Attack the Block (2011) is a thrilling sci-fi action movie that follows a group of London teens as they fight off an alien invasion. Directed by Joe Cornish, the film stars John Boyega, Jodie Whittaker and Nick Frost and is set on a council estate in South London. Attack the Block is a unique blend of action, comedy and horror that has been praised for its originality and its themes of social class and race. What makes Attack the Block so special? How does it explore the themes of race and class? And is it a movie for everyone? These questions and more will be explored in this blog, so buckle up and join us as we take a deeper look at Attack the Block.

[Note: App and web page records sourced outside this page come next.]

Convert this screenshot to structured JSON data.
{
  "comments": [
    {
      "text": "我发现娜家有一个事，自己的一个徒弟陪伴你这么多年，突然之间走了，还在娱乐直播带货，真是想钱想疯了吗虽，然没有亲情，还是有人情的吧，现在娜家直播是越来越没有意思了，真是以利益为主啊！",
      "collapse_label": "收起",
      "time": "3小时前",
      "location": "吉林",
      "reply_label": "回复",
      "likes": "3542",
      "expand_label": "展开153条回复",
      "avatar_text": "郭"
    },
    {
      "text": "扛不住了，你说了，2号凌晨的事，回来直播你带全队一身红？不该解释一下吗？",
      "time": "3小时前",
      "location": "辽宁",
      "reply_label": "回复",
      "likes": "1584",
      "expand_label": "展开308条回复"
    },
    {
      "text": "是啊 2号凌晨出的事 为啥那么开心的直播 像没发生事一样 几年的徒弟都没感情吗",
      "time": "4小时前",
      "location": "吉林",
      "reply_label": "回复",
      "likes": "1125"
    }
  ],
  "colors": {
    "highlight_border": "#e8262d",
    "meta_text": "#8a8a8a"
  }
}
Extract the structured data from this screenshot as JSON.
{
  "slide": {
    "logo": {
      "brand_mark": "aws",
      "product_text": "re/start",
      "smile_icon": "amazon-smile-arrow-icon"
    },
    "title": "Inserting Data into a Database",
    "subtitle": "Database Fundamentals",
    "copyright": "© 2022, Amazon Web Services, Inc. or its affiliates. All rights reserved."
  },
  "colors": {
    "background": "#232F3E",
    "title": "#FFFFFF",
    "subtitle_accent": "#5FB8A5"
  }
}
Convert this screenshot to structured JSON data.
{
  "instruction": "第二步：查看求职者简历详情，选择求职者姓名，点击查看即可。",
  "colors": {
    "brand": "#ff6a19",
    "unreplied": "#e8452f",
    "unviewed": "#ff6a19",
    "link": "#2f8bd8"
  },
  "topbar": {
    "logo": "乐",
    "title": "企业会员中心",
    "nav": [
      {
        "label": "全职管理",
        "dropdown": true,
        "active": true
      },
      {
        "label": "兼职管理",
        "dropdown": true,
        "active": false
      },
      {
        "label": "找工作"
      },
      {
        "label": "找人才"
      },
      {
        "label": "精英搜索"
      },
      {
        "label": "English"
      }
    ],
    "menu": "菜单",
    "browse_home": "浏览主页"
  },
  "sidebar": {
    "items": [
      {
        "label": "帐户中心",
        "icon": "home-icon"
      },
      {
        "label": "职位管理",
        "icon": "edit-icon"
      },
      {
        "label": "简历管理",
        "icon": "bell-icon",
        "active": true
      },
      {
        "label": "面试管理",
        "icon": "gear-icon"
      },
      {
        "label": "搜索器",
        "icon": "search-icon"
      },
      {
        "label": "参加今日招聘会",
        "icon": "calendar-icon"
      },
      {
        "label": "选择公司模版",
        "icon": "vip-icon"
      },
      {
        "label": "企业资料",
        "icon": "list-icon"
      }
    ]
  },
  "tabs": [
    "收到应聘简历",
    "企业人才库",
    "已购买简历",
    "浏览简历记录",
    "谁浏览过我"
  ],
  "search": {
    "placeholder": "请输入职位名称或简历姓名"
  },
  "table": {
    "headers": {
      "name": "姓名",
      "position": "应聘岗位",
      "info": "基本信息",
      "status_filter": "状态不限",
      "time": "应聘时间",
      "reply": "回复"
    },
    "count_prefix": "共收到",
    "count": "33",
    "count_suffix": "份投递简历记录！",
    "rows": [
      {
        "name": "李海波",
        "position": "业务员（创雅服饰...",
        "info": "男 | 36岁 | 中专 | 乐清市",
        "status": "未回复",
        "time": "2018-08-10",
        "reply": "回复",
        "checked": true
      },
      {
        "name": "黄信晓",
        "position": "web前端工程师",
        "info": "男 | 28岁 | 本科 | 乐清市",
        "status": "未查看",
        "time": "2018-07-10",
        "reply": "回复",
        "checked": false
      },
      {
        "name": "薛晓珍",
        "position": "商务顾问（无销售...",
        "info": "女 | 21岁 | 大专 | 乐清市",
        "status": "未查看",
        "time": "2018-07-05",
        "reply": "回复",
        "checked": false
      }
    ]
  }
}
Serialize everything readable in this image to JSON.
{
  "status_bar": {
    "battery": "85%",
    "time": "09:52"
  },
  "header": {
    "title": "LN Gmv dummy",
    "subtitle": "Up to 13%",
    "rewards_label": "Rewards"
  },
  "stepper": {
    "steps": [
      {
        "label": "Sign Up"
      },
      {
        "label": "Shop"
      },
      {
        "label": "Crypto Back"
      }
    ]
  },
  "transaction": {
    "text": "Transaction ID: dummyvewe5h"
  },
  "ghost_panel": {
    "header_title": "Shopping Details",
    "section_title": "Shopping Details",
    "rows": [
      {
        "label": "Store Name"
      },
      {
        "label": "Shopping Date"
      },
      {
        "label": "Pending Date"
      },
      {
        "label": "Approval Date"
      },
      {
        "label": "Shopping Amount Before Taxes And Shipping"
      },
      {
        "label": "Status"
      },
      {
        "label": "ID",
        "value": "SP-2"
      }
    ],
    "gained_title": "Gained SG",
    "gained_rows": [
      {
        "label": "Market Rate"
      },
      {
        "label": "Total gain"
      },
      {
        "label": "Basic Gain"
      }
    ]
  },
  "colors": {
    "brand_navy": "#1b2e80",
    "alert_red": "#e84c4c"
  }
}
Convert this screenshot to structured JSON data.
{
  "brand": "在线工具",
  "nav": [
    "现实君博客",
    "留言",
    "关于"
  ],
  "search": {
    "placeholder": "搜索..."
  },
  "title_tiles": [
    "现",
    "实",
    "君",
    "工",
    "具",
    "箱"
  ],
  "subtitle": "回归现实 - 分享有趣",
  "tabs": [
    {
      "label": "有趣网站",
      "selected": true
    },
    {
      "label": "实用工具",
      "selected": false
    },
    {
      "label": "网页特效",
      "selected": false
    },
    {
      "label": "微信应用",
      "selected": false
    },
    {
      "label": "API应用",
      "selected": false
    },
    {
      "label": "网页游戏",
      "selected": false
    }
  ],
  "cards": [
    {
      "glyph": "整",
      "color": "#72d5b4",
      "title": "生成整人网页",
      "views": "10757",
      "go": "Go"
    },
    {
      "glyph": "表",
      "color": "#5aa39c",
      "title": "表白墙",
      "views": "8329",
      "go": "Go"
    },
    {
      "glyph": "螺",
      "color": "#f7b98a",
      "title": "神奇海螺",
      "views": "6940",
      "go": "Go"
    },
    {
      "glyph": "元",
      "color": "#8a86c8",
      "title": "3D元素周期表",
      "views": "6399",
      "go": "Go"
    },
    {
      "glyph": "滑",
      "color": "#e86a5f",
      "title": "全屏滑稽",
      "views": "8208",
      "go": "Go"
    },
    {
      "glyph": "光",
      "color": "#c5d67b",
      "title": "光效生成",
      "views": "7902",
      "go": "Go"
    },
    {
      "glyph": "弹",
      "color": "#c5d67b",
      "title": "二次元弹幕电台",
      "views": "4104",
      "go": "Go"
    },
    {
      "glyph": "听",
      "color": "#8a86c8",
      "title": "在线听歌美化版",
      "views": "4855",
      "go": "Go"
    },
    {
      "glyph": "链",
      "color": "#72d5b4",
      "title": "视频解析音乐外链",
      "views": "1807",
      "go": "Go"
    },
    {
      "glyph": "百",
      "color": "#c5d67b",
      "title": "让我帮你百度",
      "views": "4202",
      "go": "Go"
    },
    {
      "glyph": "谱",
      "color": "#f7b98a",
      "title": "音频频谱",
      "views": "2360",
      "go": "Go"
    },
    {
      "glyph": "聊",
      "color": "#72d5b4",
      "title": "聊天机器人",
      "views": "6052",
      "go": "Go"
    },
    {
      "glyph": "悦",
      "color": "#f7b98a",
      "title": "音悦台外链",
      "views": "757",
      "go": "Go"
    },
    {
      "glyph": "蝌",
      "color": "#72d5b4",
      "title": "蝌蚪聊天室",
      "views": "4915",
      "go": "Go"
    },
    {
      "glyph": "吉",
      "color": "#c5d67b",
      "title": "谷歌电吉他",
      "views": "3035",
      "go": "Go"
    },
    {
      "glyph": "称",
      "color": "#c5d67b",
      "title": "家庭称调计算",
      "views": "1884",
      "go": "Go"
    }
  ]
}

Attack the Block (2011) is a thrilling sci-fi action movie that has been praised for its originality and its exploration of the themes of social class and race. Directed by Joe Cornish and starring John Boyega, Jodie Whittaker and Nick Frost, the film follows a group of teenage hoodlums as they attempt to defend their South London housing estate from an alien invasion.The movie is set on a council estate in South London, and follows a group of teenagers who are referred to as ‘The Block’. These teenagers, including the lead character and protagonist Moses (John Boyega), are portrayed as typical hoodlums, participating in acts of vandalism and stealing. As the movie progresses, however, it is revealed that these teenagers are simply misunderstood, and have a strong sense of loyalty and community.The movie takes a unique approach to sci-fi action, mixing elements of comedy and horror to create a unique and original experience. The movie also features some exciting action sequences, as the teenagers use their limited resources to fight off the aliens. The movie is also notable for its exploration of the themes of social class and race. The movie shows how the teenagers are viewed by the outside world—as criminals—but also highlights how their loyalty and courage is often overlooked.The movie also features some strong performances. John Boyega’s portrayal of Moses is excellent, and he is able to bring an intensity to the character that is both entertaining and believable. Jodie Whittaker and Nick Frost also deliver strong performances, and they are able to bring a lightness and humour to their roles.Attack the Block is an enjoyable and original sci-fi action movie that is sure to entertain viewers. The movie explores the themes of social class and race in an intelligent and thoughtful way, and its unique blend of action, comedy and horror make it a must-see for any fan of the genre. The strong performances, exciting action sequences and thoughtful exploration of themes make Attack the Block an enjoyable experience for anyone.
To bring this article to a close, Attack the Block is an action-packed, thought-provoking science-fiction masterpiece that viewers of all sorts will be sure to enjoy. Its originality, gripping action sequences and exploration of themes of social class and race make it a standout film of its genre. This is a movie that will surely stand the test of time, and deserves a spot in any sci-fi fan’s movie collection.
• Attack the Block (2011) received a total of 18 awards, including the BAFTA Award for Outstanding Debut by a British Writer, Director or Producer for Joe Cornish.• The film also won the British Independent Film Award for Best British Independent Film, Best Achievement in Production at the British Film Awards, Best Foreign Film at the Chicago Film Critics Association Awards, Best Screenplay at the British Independent Film Awards, and Best Feature Film at the Empire Awards.• Attack the Block (2011) was also nominated for the Audience Award at the Gotham Awards, Best First Feature at the Independent Spirit Awards, and Best British Film at the London Critics Circle Film Awards.• John Boyega won the Rising Star Award at the British Academy Film Awards, while Joe Cornish won the Best Debut Feature at the Evening Standard British Film Awards, and the Breakthrough Filmmaker at the National Board of Review Awards.• The film also received nominations for the Best Independent Film at the Black Reel Awards, Best Foreign Language Film at the Broadcast Film Critics Association Awards, and Best Screenplay at the London Critics Circle Film Awards.